In the UK, user involvement became an official policy through the health and social care system. But is this concept really established and accepted by all the parties concerned? Barnes and Cotterell deal with this question in a very inspiring way. With the collection ‘Critical Perspectives on User Involvement’, the editors assemble the knowledge and experience from more than 30 contributors from the scientific field, professionals as well as from the service users themselves.
The book presents a selection of 18 separately authored texts, structured along three main parts: movements, action within services and reflection on user involvement in research. From the very beginning, the editors highlight the diverse perspectives and understandings which are reflected in a broad variety of interpretations of what user involvement means. Due to this, they provide their own definition and span an umbrella over the numerous perspectives by pointing out that differences do exist and focusing on what we can learn from them. Considering the challenge in reflecting various views in a structured way, they have succeeded in presenting a coherent concept by providing a short introduction at the beginning and a subsequent conclusion at the end of each part when they highlight questions that arise from the contributions. Compared to many other collections, this volume offers well-structured information and, where possible, cross-sectional and topical connections.
The editors start with a brief insight into the history of user involvement. This retrospection is important because it gives a pulse on how user movements and patient organisations have been established and are presently integrated in the health and social care systems. But what country are the contributors talking about? This information should come first when a collection refers to the health care system of a certain nation. With five sections, part one offers a partial view about the development of user movements and provides an idea about the motivation and experience of service users who have taken action. The contributors explore different ways in which service users have come together in order to create change. This insight is highly instructive for health care professionals and researchers to enable them to develop a better understanding of this situation. For service users, this part can be a source of encouragement, because the authors point out the power of user movements in different ways. As in part one, the second part is also structured in five sections, where user involvement in services is discussed. This section looks at initiatives that aim to enable service users to work with service providers in achieving change. In my opinion, section seven, which outlines the changing patterns of the service user involvement, is quite interesting, in particular for researchers because it provides a sense of how and why changes happen. The last part establishes reflection on user involvement in research. Barnes and Cotterell begin with a short insight into the history of development of user involvement in research, which finally has led to a well-developed infrastructure of Patient and Public Involvement in health and social care research. With eight sections, this chapter includes the most contributions and reflects the variety of user involvement in research in terms of the diversity of the user groups such as young mothers, young people, projects through partnership and older people.
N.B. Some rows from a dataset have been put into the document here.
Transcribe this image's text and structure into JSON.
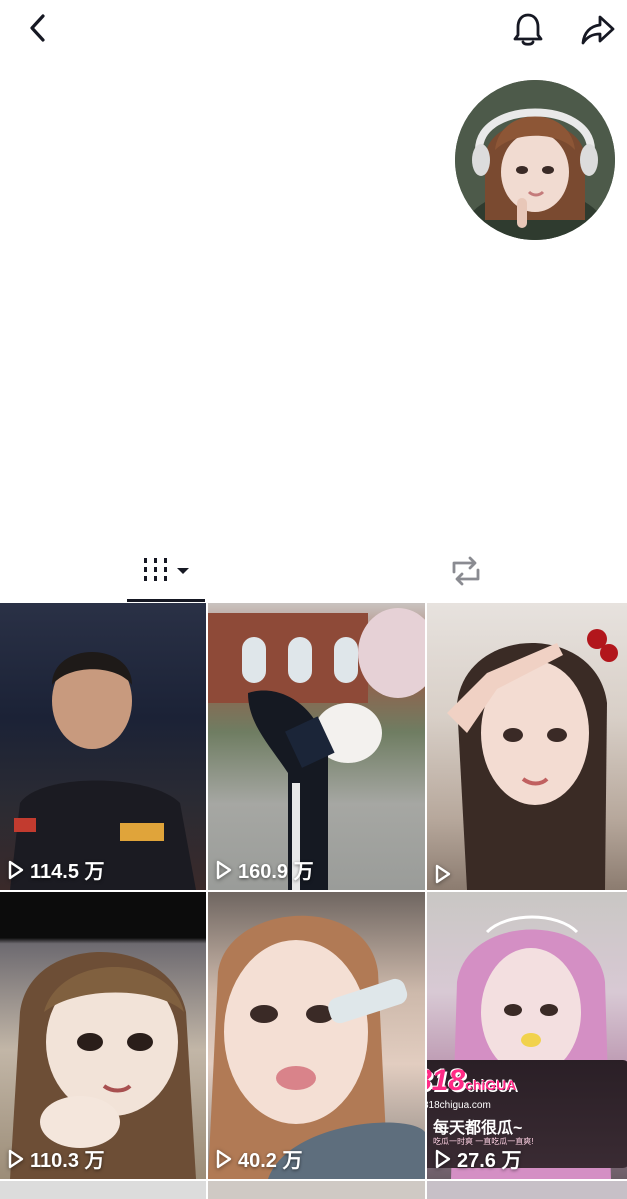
{
  "colors": {
    "icon": "#161823",
    "tab_underline": "#161823",
    "tab_inactive": "#8a8b91",
    "overlay_text": "#ffffff",
    "ad_accent": "#ff2b86"
  },
  "header": {
    "back_icon": "chevron-left-icon",
    "notification_icon": "bell-icon",
    "share_icon": "share-icon"
  },
  "tabs": [
    {
      "icon": "grid-icon",
      "selected": true
    },
    {
      "icon": "repost-icon",
      "selected": false
    }
  ],
  "videos": [
    {
      "views": "114.5 万"
    },
    {
      "views": "160.9 万"
    },
    {
      "views": ""
    },
    {
      "views": "110.3 万"
    },
    {
      "views": "40.2 万"
    },
    {
      "views": "27.6 万"
    }
  ],
  "ad": {
    "logo": "818",
    "logo_suffix": "chiGUA",
    "url": "818chigua.com",
    "slogan": "每天都很瓜~",
    "subline": "吃瓜一时爽 一直吃瓜一直爽!"
  }
}
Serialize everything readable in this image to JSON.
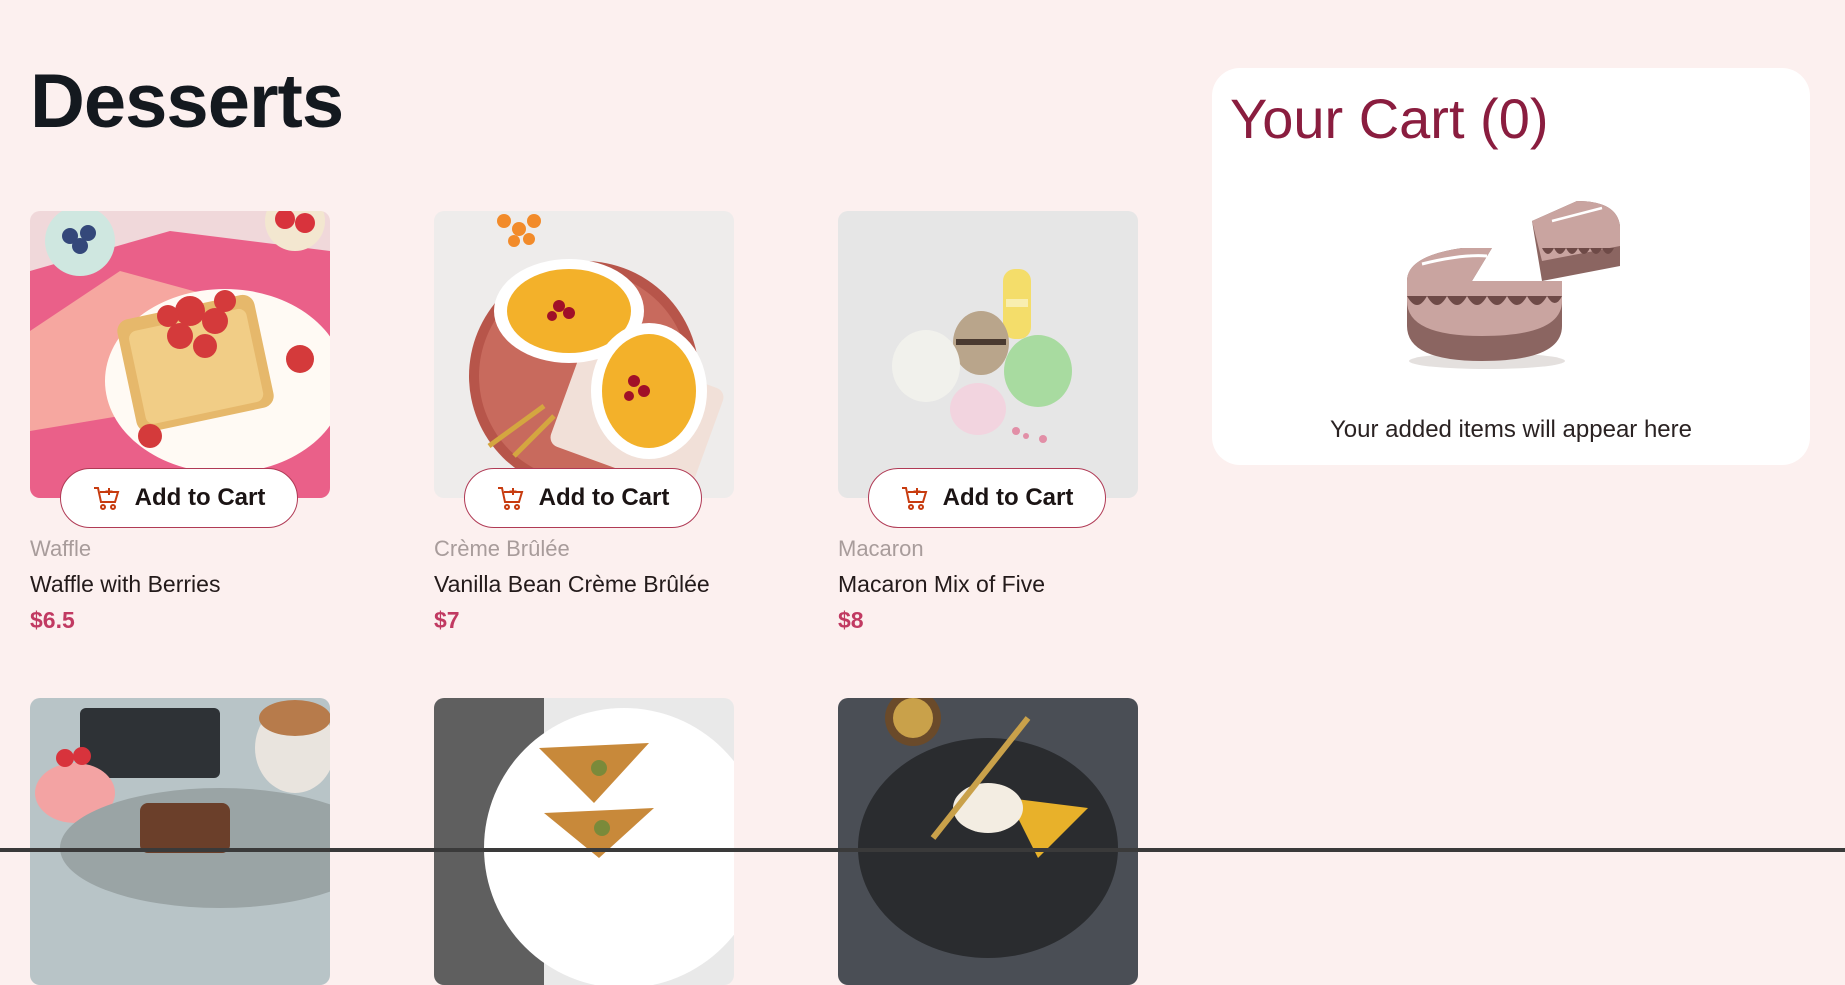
{
  "page": {
    "title": "Desserts"
  },
  "products": [
    {
      "category": "Waffle",
      "name": "Waffle with Berries",
      "price": "$6.5",
      "button": "Add to Cart"
    },
    {
      "category": "Crème Brûlée",
      "name": "Vanilla Bean Crème Brûlée",
      "price": "$7",
      "button": "Add to Cart"
    },
    {
      "category": "Macaron",
      "name": "Macaron Mix of Five",
      "price": "$8",
      "button": "Add to Cart"
    }
  ],
  "cart": {
    "title": "Your Cart (0)",
    "empty_message": "Your added items will appear here"
  },
  "colors": {
    "background": "#fcf0ef",
    "accent": "#c13a62",
    "cart_title": "#8a1d3f",
    "button_border": "#b03a55"
  },
  "icons": [
    "add-to-cart-icon",
    "empty-cart-cake-illustration"
  ]
}
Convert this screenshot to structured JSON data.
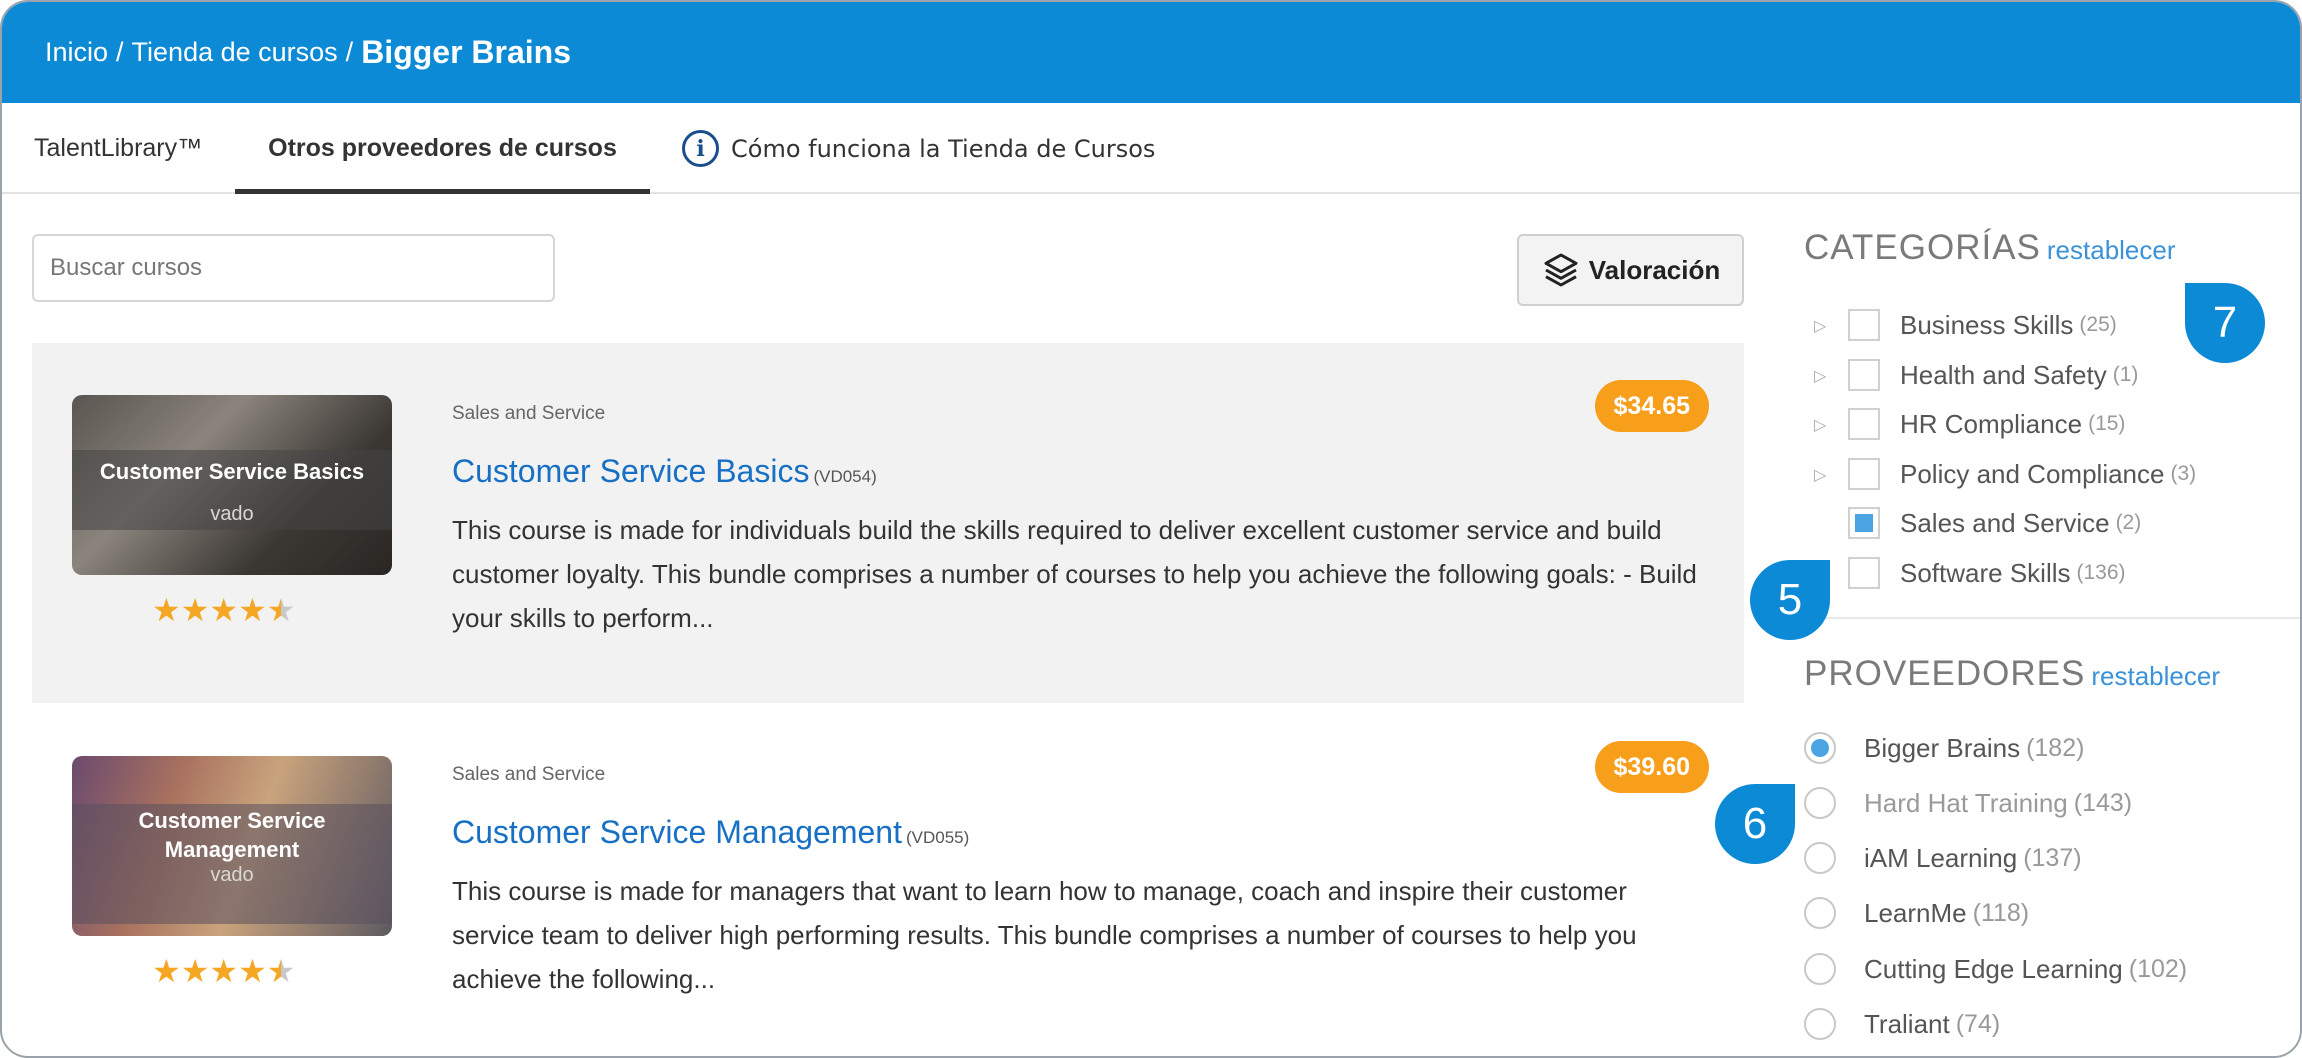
{
  "breadcrumb": {
    "items": [
      "Inicio",
      "Tienda de cursos"
    ],
    "separator": "/",
    "current": "Bigger Brains"
  },
  "tabs": [
    {
      "label": "TalentLibrary™",
      "active": false
    },
    {
      "label": "Otros proveedores de cursos",
      "active": true
    },
    {
      "label": "Cómo funciona la Tienda de Cursos",
      "active": false,
      "icon": "info-icon"
    }
  ],
  "search": {
    "placeholder": "Buscar cursos",
    "value": ""
  },
  "sort": {
    "label": "Valoración",
    "icon": "layers-icon"
  },
  "courses": [
    {
      "category": "Sales and Service",
      "title": "Customer Service Basics",
      "code": "(VD054)",
      "price": "$34.65",
      "thumb_title": "Customer Service Basics",
      "thumb_brand": "vado",
      "rating": 4.5,
      "description": "This course is made for individuals build the skills required to deliver excellent customer service and build customer loyalty. This bundle comprises a number of courses to help you achieve the following goals: - Build your skills to perform..."
    },
    {
      "category": "Sales and Service",
      "title": "Customer Service Management",
      "code": "(VD055)",
      "price": "$39.60",
      "thumb_title": "Customer Service Management",
      "thumb_brand": "vado",
      "rating": 4.5,
      "description": "This course is made for managers that want to learn how to manage, coach and inspire their customer service team to deliver high performing results. This bundle comprises a number of courses to help you achieve the following..."
    }
  ],
  "categories": {
    "heading": "CATEGORÍAS",
    "reset": "restablecer",
    "items": [
      {
        "label": "Business Skills",
        "count": "(25)",
        "checked": false,
        "expandable": true
      },
      {
        "label": "Health and Safety",
        "count": "(1)",
        "checked": false,
        "expandable": true
      },
      {
        "label": "HR Compliance",
        "count": "(15)",
        "checked": false,
        "expandable": true
      },
      {
        "label": "Policy and Compliance",
        "count": "(3)",
        "checked": false,
        "expandable": true
      },
      {
        "label": "Sales and Service",
        "count": "(2)",
        "checked": true,
        "expandable": false
      },
      {
        "label": "Software Skills",
        "count": "(136)",
        "checked": false,
        "expandable": false
      }
    ]
  },
  "providers": {
    "heading": "PROVEEDORES",
    "reset": "restablecer",
    "items": [
      {
        "label": "Bigger Brains",
        "count": "(182)",
        "selected": true
      },
      {
        "label": "Hard Hat Training",
        "count": "(143)",
        "selected": false
      },
      {
        "label": "iAM Learning",
        "count": "(137)",
        "selected": false
      },
      {
        "label": "LearnMe",
        "count": "(118)",
        "selected": false
      },
      {
        "label": "Cutting Edge Learning",
        "count": "(102)",
        "selected": false
      },
      {
        "label": "Traliant",
        "count": "(74)",
        "selected": false
      }
    ]
  },
  "callouts": [
    "7",
    "5",
    "6"
  ],
  "colors": {
    "header": "#0d8ad6",
    "link": "#1770c4",
    "price": "#f79e1b",
    "star": "#f5a623",
    "check": "#4ba3e2"
  }
}
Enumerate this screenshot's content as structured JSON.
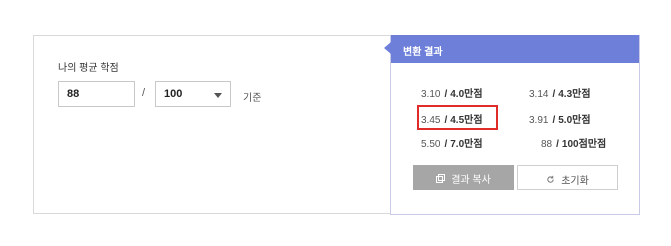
{
  "form": {
    "avg_label": "나의 평균 학점",
    "score_value": "88",
    "slash": "/",
    "scale_value": "100",
    "unit_label": "기준"
  },
  "result": {
    "header": "변환 결과",
    "items": [
      {
        "value": "3.10",
        "scale": "4.0만점"
      },
      {
        "value": "3.14",
        "scale": "4.3만점"
      },
      {
        "value": "3.45",
        "scale": "4.5만점",
        "highlighted": true
      },
      {
        "value": "3.91",
        "scale": "5.0만점"
      },
      {
        "value": "5.50",
        "scale": "7.0만점"
      },
      {
        "value": "88",
        "scale": "100점만점"
      }
    ],
    "item_slash": "/",
    "copy_button": "결과 복사",
    "reset_button": "초기화"
  },
  "icons": {
    "copy": "copy-icon",
    "reset": "refresh-icon",
    "dropdown": "chevron-down-icon"
  },
  "colors": {
    "header_bg": "#6d7fd9",
    "highlight": "#e02b2b",
    "copy_btn_bg": "#a6a6a6"
  }
}
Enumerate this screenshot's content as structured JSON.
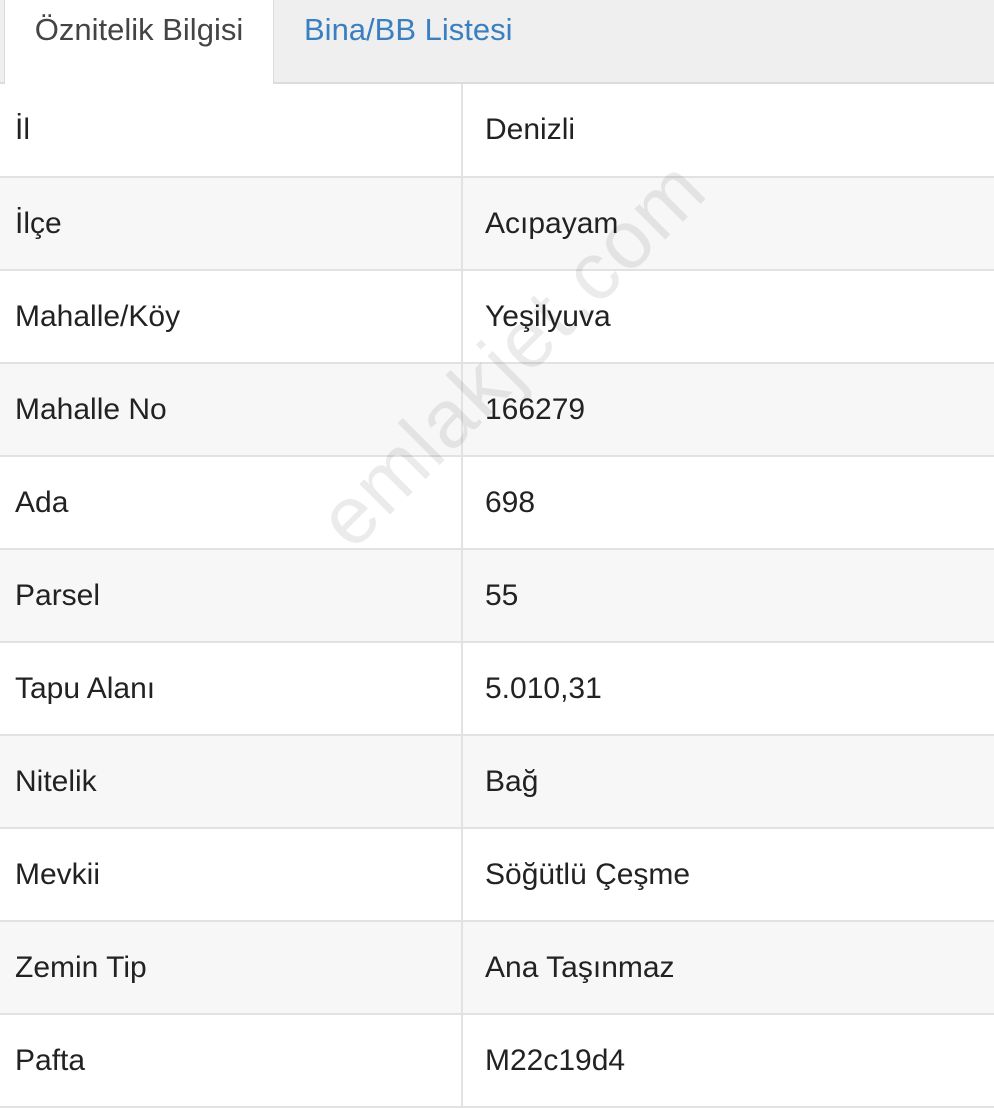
{
  "tabs": [
    {
      "label": "Öznitelik Bilgisi",
      "active": true
    },
    {
      "label": "Bina/BB Listesi",
      "active": false
    }
  ],
  "rows": [
    {
      "label": "İl",
      "value": "Denizli"
    },
    {
      "label": "İlçe",
      "value": "Acıpayam"
    },
    {
      "label": "Mahalle/Köy",
      "value": "Yeşilyuva"
    },
    {
      "label": "Mahalle No",
      "value": "166279"
    },
    {
      "label": "Ada",
      "value": "698"
    },
    {
      "label": "Parsel",
      "value": "55"
    },
    {
      "label": "Tapu Alanı",
      "value": "5.010,31"
    },
    {
      "label": "Nitelik",
      "value": "Bağ"
    },
    {
      "label": "Mevkii",
      "value": "Söğütlü Çeşme"
    },
    {
      "label": "Zemin Tip",
      "value": "Ana Taşınmaz"
    },
    {
      "label": "Pafta",
      "value": "M22c19d4"
    }
  ],
  "watermark": "emlakjet.com",
  "colors": {
    "tab_link": "#3a7fc0",
    "row_alt_bg": "#f7f7f7",
    "border": "#e2e2e2"
  }
}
Questions such as whether the service user involvement is in danger of failing, what the impact of public involvement is and, in particular, how involvement can be measured are also examined here. Due to the fact that user involvement in research can be expected to gain in importance, as both research funds and user groups stress the relevance of user involvement, this selection of contributions provides considerably important information. With their summing up, the editors reflect on the issue from their very personal point of view. They also provide a short conclusion, but do not draw a final result over the broad range of aspects highlighted in this volume.
User involvement is an important aspect for health and social care systems and has become increasingly associated with integrated care. The particular composition of the contributors makes this volume very valuable for researchers and students in the field of integrated care. It is a collection of different voices, expressed in distinct ways and linguistic styles. While in general it is the editors’ task to draw a common thread throughout such anthologies, this collection is an exception. This is due to the fact that in this case, it is of utmost importance that readers are made aware that this topic implies the involvement of users’ voices and that the voices of those concerned are usually expressed differently from those of scientists or professionals. To do otherwise might alter the core statement of the individual parts.
With this collection, the editors published a necessary book that reflects various perspectives and constitutes a useful basis for further research on this topic. It can be recommended as a very useful tool to scientists and students as well as service users and providers.